tag:blogger.com,1999:blog-3731946622562944178.post4736242808924396978..comments2016-06-28T12:59:24.926-07:00Comments on MTH 495: Blog Post 3: What is Math?Anthony Gerbsnoreply@blogger.comBlogger3125tag:blogger.com,1999:blog-3731946622562944178.post-78940260720943467242016-06-20T17:42:22.441-07:002016-06-20T17:42:22.441-07:00Anthony,
I was very impressed with your approach t...Anthony,<br />I was very impressed with your approach to this post. You seem be attempting to define math by providing multiple definitions, which for such a complex idea, I think is very helpful. Yet, it leaves me wondering if perhaps math is really just a collection of many complex concepts all put together under one category because they seem to deal with numbers. Perhaps math has grown so much that it can no longer be contained under one category?<br /><br />I found two of your thoughts very interesting and was wondering if you could shed some more light on them. The first is, “Without math, we would have no clues to why and how we exist.” That seems to be an incredible claim, what do you mean by this?<br /><br />The other is, “For example, to pay the cashier, we need to add the dollar amounts in our pockets to be as close to, without going over, how much we owe.” This brings two things to mind. First, a friend of mine told me the other day that cashiers seem to be losing the ability to count back change.

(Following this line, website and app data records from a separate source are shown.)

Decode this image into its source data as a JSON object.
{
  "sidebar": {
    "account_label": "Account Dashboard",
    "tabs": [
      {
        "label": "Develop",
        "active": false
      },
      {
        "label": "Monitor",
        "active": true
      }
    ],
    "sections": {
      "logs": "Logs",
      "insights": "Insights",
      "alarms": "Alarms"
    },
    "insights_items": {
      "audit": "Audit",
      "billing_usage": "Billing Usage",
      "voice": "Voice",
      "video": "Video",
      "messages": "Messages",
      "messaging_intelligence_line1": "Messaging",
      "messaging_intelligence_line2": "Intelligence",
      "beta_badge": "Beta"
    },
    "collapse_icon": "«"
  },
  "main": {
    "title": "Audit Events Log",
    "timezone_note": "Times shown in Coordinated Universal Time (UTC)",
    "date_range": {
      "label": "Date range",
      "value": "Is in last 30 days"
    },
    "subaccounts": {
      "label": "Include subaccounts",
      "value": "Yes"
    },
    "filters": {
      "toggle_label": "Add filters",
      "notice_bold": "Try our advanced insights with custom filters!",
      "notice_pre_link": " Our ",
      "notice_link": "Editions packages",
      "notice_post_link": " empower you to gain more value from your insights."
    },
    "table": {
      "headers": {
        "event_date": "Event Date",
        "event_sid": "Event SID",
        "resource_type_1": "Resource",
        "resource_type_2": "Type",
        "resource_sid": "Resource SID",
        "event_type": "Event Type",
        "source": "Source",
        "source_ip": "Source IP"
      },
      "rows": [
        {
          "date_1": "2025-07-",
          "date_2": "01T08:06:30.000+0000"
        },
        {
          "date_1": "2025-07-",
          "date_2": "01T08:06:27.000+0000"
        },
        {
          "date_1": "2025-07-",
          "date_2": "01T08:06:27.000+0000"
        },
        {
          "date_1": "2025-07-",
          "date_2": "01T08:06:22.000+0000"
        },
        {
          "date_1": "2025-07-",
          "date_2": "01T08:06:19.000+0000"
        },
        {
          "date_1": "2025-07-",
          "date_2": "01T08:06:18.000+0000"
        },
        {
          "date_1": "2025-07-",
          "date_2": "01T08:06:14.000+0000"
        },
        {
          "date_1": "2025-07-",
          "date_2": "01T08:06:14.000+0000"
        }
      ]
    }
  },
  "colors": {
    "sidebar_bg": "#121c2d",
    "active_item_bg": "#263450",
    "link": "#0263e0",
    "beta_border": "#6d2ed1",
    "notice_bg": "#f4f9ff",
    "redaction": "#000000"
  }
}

If the cash register doesn’t tell what to give back, they are lost.<br /><br />The other is in regards to the part where you say, “without going over.” That seems to imply that the amount we give to the cashier should be less than or equal to what we owe. However, shouldn’t it be greater than or equal to what we owe? Perhaps I am reading it wrong. It has been a long weekend and I am dragging.<br /><br />Thank you for your post,<br /><br />JerryGerald Mabritohttps://www.blogger.com/profile/18169619823187660728noreply@blogger.comtag:blogger.com,1999:blog-3731946622562944178.post-31164132188861634342016-06-16T12:52:34.383-07:002016-06-16T12:52:34.383-07:00I thought this was a very thought out blog post! I...I thought this was a very thought out blog post! I like the examples you gave in the beginning, and I especially agree with the quotes in the second to last paragraph. However, I agree math can be described as many different things, I do think that a little more research could have been done to back up why you think math is what it is. If you need references, the book I read for class "A Mathematician's Lament," or even Michelle's book have great examples of what math is and how it can be described!Hannah Knapphttps://www.blogger.com/profile/14448729388569737343noreply@blogger.comtag:blogger.com,1999:blog-3731946622562944178.post-2700257388005832392016-06-01T17:53:09.704-07:002016-06-01T17:53:09.704-07:00Hmmm - this is a deep question, but I'm not su...Hmmm - this is a deep question, but I'm not sure you gave it a full assault.<br /><br />To be complete you would want to show more time - maybe in researching others' answers to this? <br /><br />Content: if math can be anything, isn't it a useless term? What makes doing those things you list math. Numbers? I feel like when I figure out change, that's not really doing math for me. Although I'm fond of asking people - especially kids - how they did it. Then I think we're both doing math. I encourage you to dig deeper.<br /><br />Or maybe you want to argue that it doesn't matter if we have no specific meaning for what math is? How could famous mathematicians and high school students be doing the same thing?<br /><br />C's: 3/5<br />clear, coherent, consolidated: +John Goldenhttps://www.blogger.com/profile/18212162438307044259noreply@blogger.com